Abstract
Strong coupling between a quantum system and its manybody environment is becoming
an increasingly important topic for many branches of physics. Numerous systems of experimental and technological relevance demonstrate strong systemenvironment coupling,
leading to complex dynamical behaviour. This thesis is concerned with two particular examples of such systems, namely quantum dots (QDs) and excitonic energy transfer (EET)
in molecular systems.
Traditional quantum optics treatments are often insucient to describe the transient,
steady state, and optical properties of QDs due to systemenvironment correlations. In
contrast, we present a modified theory of quantum optics capable of capturing the influence of a thermal environment on the behaviour of QDs. Using this framework we demonstrate a striking departure of the emission spectra and photon measurement statistics of
a classically driven QD when compared to an analogous atomic system. Furthermore, in
contradiction to accepted notions of decoherence and dissipation, we show that the interaction between a QD and its thermal environment induces nonclassical lightmatter
correlations in an otherwise semiclassical regime of cavity quantum electrodynamics.
Away from QDs, we develop the reaction coordinate (RC) formalism to describe the
dynamics of a system coupled to a low frequency environment — a regime important to
EET systems. We do so by identifying and incorporating important environmental degrees
of freedom into an enlarged system Hamiltonian. Uniquely, this approach gives insight
directly into the dynamical evolution of the environment and correlations accumulated
between the system and environment. Furthermore, it is demonstrated that these correlations persist into the steady state, generating noncanonical equilibrium states of the
system and environment.
We then apply the RC model to describe EET in a molecular dimer, highlighting
the eect that under and overdamped environments have on the excitation dynamics.
In doing so, we show interactions between the dimer and a structured environment can
significantly enhance the energy transfer rate.
an increasingly important topic for many branches of physics. Numerous systems of experimental and technological relevance demonstrate strong systemenvironment coupling,
leading to complex dynamical behaviour. This thesis is concerned with two particular examples of such systems, namely quantum dots (QDs) and excitonic energy transfer (EET)
in molecular systems.
Traditional quantum optics treatments are often insucient to describe the transient,
steady state, and optical properties of QDs due to systemenvironment correlations. In
contrast, we present a modified theory of quantum optics capable of capturing the influence of a thermal environment on the behaviour of QDs. Using this framework we demonstrate a striking departure of the emission spectra and photon measurement statistics of
a classically driven QD when compared to an analogous atomic system. Furthermore, in
contradiction to accepted notions of decoherence and dissipation, we show that the interaction between a QD and its thermal environment induces nonclassical lightmatter
correlations in an otherwise semiclassical regime of cavity quantum electrodynamics.
Away from QDs, we develop the reaction coordinate (RC) formalism to describe the
dynamics of a system coupled to a low frequency environment — a regime important to
EET systems. We do so by identifying and incorporating important environmental degrees
of freedom into an enlarged system Hamiltonian. Uniquely, this approach gives insight
directly into the dynamical evolution of the environment and correlations accumulated
between the system and environment. Furthermore, it is demonstrated that these correlations persist into the steady state, generating noncanonical equilibrium states of the
system and environment.
We then apply the RC model to describe EET in a molecular dimer, highlighting
the eect that under and overdamped environments have on the excitation dynamics.
In doing so, we show interactions between the dimer and a structured environment can
significantly enhance the energy transfer rate.
Original language  English 

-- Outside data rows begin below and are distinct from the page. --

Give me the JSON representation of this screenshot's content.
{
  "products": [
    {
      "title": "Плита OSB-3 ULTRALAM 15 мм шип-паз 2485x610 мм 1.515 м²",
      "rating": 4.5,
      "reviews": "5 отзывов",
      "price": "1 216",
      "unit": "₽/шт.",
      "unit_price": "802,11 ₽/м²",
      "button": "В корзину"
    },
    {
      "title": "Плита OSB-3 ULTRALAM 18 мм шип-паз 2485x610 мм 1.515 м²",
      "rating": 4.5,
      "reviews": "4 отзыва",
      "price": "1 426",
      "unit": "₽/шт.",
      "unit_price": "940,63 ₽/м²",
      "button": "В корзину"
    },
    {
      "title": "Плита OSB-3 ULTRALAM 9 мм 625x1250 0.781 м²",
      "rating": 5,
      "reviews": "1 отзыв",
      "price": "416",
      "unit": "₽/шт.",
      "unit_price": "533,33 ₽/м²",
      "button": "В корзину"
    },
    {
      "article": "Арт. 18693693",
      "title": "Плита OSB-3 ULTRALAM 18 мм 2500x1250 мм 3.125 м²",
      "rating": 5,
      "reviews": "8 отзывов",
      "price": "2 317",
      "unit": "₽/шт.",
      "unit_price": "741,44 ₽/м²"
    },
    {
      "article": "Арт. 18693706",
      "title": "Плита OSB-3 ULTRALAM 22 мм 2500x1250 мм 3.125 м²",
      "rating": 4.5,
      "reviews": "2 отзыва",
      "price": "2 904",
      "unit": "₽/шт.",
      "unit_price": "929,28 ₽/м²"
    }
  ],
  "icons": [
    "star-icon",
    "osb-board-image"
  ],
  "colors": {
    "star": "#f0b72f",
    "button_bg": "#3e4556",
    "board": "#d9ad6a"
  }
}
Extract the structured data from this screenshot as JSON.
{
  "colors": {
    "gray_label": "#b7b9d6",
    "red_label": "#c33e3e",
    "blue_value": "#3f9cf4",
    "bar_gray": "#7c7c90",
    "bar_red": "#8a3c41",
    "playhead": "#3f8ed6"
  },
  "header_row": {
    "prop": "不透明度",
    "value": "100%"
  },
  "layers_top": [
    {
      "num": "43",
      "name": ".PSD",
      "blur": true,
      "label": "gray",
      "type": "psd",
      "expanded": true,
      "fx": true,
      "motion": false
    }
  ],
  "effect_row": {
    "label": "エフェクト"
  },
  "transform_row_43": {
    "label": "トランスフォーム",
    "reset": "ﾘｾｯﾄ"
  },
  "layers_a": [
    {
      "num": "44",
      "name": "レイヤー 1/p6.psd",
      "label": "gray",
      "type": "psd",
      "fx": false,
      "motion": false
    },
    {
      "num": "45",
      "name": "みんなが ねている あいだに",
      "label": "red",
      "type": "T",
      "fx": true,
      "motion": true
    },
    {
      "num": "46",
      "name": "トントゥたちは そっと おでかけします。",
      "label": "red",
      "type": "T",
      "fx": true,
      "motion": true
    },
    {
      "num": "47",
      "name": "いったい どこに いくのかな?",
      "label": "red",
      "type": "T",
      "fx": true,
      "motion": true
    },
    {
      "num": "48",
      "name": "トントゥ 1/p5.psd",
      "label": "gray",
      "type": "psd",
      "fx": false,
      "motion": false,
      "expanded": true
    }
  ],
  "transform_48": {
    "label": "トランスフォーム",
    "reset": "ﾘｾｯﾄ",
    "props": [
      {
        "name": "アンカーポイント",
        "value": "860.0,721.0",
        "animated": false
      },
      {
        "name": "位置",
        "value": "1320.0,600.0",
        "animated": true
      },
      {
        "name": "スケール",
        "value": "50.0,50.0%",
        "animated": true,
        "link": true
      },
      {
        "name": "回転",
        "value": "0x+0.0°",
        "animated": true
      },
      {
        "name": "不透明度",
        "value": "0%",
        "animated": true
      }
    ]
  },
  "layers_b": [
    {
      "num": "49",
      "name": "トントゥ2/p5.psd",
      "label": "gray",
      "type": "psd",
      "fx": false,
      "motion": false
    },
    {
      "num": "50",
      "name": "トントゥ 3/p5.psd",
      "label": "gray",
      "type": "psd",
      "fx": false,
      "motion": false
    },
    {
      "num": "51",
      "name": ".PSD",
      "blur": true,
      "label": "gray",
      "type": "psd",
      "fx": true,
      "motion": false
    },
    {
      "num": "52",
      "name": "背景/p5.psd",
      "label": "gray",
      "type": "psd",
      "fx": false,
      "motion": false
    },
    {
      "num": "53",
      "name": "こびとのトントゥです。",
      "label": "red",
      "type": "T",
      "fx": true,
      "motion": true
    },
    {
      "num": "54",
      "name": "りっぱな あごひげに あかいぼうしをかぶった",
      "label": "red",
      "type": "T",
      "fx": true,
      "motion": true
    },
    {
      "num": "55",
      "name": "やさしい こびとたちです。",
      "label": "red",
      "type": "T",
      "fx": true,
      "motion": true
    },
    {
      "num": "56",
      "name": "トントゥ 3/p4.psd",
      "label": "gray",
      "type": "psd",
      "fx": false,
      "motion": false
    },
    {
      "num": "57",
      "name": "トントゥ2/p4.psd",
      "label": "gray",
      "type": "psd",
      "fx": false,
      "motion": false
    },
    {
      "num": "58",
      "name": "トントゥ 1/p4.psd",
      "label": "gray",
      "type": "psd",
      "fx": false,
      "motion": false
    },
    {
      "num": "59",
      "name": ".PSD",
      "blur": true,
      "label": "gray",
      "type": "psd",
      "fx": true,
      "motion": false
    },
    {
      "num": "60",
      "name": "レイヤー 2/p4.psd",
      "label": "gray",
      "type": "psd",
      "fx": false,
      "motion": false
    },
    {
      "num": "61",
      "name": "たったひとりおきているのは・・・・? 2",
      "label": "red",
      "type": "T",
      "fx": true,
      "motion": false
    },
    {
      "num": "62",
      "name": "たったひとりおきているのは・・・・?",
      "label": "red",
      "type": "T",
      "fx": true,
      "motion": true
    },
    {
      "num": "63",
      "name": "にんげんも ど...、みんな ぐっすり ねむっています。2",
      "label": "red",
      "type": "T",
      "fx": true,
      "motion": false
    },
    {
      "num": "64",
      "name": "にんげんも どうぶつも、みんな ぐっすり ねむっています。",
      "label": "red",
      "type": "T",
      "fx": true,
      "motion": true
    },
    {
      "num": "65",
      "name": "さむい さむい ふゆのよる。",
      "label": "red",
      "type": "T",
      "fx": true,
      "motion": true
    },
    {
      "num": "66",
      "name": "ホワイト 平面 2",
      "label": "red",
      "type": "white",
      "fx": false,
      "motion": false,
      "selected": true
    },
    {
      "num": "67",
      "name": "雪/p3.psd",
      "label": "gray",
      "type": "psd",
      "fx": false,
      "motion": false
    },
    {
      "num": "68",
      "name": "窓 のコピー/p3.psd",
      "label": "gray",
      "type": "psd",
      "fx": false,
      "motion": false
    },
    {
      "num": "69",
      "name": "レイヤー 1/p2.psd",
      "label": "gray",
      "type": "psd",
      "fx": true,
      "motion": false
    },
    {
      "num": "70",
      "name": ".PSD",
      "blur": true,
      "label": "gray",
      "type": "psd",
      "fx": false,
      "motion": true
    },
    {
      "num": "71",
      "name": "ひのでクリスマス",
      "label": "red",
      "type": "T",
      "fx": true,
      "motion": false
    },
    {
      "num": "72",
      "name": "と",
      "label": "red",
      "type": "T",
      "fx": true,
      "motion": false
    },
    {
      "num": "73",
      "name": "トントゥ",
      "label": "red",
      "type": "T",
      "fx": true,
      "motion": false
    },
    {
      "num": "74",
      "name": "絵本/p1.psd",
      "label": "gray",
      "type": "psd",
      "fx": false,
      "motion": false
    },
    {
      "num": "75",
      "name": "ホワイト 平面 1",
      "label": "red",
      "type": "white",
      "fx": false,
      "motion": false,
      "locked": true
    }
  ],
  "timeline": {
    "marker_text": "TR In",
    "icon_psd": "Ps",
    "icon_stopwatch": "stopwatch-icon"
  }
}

Qualification  Doctor of Philosophy 
Awarding Institution 

Supervisors/Advisors 

Award date  1 Sept 2015 
Publication status  Published  2015